* _Stored items_
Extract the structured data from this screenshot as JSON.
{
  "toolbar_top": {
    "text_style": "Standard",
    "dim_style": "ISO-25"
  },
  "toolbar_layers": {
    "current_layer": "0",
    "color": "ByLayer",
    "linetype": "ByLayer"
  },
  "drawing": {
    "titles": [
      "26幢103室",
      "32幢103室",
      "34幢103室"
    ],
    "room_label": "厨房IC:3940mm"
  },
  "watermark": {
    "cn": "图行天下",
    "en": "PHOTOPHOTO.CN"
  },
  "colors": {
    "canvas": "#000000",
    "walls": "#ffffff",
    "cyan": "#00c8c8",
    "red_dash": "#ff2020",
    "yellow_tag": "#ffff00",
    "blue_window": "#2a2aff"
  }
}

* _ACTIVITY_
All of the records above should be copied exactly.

* _RESPONSE_
Extract the structured data from this screenshot as JSON.
{
  "toolbar_top": {
    "text_style": "Standard",
    "dim_style": "ISO-25"
  },
  "toolbar_layers": {
    "current_layer": "0",
    "color": "ByLayer",
    "linetype": "ByLayer"
  },
  "drawing": {
    "titles": [
      "26幢103室",
      "32幢103室",
      "34幢103室"
    ],
    "room_label": "厨房IC:3940mm"
  },
  "watermark": {
    "cn": "图行天下",
    "en": "PHOTOPHOTO.CN"
  },
  "colors": {
    "canvas": "#000000",
    "walls": "#ffffff",
    "cyan": "#00c8c8",
    "red_dash": "#ff2020",
    "yellow_tag": "#ffff00",
    "blue_window": "#2a2aff"
  }
}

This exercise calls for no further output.